You’ll notice that I mentioned monitored tags once or twice in relation to the watchers. By clicking the radar button and starting to monitor a certain tag (for example User:1), in production you’ll see requests and other items that wouldn’t ordinarily be logged for that tag.
Now, recording even a subset of all the watcher data will have things pile up pretty quickly for any amount of users. That’s why Telescope has a scheduled job to prune data older than a certain amount of hours, which is configurable in the telescope config file. Additionally, there is a
TELESCOPE_LIMIT env variable that is 100 by default. This means Telescope will keep 100 entries of each watcher. You can even disable specific watchers entirely to save even more space and time.
I’d recommend using a separate database connection for Telescope. This way your application won’t hammer your main database with Telescope’s data. And, while I haven’t tested this yet, I’m sure you can use Telescope’s watchers on one Laravel application to save on a separate database connection, and then have a second Laravel application using the same connection just for viewing the data. By doing this you can separate your concerns greatly and monitor multiple applications that rely on the same data.
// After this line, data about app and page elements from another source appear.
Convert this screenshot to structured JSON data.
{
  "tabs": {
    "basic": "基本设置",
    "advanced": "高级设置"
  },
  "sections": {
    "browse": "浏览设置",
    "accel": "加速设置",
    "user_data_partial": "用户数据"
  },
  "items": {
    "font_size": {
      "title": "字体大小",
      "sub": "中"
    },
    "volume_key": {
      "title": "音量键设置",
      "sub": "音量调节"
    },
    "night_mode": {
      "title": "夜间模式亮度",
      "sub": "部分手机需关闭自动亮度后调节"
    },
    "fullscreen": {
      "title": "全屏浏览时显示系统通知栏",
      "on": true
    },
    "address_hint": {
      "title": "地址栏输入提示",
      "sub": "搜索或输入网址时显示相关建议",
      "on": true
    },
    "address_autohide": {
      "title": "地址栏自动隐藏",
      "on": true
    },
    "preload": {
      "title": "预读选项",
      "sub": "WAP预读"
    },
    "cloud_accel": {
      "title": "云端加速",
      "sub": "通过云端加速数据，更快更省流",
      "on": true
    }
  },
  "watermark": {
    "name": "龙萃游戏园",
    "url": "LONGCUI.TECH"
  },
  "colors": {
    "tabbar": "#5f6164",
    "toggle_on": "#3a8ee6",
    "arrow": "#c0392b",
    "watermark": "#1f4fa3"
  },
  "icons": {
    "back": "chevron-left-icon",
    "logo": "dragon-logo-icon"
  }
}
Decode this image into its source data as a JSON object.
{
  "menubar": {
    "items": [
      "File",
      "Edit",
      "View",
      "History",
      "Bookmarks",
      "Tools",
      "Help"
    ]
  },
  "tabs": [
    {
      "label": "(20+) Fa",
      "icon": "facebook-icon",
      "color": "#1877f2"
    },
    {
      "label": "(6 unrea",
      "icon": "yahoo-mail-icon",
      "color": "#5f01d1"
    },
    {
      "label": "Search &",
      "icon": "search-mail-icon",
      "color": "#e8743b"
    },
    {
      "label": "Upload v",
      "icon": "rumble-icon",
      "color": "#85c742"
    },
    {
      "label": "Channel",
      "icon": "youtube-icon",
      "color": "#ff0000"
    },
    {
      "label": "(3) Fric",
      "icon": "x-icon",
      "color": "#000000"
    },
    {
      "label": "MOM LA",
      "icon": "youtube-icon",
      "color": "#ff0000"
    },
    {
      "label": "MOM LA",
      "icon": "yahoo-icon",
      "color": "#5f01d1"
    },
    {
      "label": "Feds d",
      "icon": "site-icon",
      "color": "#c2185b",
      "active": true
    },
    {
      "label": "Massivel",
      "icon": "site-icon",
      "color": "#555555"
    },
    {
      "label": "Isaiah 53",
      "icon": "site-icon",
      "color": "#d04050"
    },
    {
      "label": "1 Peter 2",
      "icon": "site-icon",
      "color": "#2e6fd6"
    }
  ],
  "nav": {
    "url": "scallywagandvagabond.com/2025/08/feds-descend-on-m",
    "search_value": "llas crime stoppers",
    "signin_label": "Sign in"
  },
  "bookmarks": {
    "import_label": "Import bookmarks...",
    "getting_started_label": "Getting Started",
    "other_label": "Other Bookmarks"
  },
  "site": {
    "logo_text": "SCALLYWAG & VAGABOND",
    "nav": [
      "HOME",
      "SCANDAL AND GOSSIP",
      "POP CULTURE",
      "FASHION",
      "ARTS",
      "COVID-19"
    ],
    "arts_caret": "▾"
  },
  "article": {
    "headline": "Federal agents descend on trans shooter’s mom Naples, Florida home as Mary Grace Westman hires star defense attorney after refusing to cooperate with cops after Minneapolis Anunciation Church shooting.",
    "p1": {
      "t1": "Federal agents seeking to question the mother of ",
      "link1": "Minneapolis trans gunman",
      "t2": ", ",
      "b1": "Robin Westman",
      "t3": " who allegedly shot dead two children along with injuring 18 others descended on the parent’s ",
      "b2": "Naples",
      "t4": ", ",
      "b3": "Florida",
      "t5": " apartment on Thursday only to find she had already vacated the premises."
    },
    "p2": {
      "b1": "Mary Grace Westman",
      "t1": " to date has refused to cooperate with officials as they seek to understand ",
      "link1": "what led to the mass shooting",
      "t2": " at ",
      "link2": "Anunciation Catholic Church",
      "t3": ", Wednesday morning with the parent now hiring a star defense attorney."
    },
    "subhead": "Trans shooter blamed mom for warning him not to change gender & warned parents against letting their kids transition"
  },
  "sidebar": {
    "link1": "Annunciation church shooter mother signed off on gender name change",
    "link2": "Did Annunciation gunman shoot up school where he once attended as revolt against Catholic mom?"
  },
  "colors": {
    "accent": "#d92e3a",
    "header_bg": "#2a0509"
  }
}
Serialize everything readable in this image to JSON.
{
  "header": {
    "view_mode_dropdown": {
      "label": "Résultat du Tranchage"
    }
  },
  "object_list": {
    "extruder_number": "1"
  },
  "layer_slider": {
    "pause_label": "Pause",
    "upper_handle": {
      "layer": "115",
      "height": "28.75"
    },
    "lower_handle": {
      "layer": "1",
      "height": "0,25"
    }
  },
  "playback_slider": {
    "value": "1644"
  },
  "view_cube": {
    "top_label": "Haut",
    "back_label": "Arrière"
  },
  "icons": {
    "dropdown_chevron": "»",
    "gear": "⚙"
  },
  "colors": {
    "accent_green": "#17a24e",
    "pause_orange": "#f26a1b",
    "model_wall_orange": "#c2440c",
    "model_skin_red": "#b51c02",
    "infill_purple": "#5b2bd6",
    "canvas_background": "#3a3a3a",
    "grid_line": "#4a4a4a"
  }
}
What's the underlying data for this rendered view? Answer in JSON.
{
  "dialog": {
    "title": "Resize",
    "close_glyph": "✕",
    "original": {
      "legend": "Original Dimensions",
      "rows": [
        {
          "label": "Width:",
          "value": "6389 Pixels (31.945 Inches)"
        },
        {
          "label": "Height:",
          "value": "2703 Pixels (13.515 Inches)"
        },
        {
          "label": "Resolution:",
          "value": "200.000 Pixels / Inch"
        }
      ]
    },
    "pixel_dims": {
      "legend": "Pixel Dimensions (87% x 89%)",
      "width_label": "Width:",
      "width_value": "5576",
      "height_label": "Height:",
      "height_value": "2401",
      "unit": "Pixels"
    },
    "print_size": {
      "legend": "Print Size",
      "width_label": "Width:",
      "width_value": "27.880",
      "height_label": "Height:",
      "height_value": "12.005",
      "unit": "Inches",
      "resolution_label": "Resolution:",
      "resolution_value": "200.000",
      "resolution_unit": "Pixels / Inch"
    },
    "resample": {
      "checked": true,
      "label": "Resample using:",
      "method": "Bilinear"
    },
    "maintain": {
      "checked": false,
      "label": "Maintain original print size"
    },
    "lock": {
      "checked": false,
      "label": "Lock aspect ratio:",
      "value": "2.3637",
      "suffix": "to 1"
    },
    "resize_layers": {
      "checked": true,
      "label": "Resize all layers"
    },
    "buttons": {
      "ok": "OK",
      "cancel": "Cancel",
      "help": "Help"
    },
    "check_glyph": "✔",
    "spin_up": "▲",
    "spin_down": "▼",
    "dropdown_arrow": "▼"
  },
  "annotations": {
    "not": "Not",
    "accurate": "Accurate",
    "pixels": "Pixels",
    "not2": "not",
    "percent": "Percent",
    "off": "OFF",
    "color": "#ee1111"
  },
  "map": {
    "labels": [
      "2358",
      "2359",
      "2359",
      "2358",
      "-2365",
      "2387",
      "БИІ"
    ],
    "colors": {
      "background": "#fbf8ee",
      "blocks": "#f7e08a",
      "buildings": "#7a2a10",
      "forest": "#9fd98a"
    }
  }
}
Telescope’s announcement was quite the news a few months ago, as it was essentially an early Christmas present for Laravel developers, which expanded on the already large and diverse Laravel ecosystem. I’d recommend trying it out even if you don’t immediately see a need or use for it for your applications.
There’s naturally aspects that I didn’t dive too deep into here this evening, and I’d suggest you all take a look at the documentation for Telescope and some articles on using it. Thanks for listening.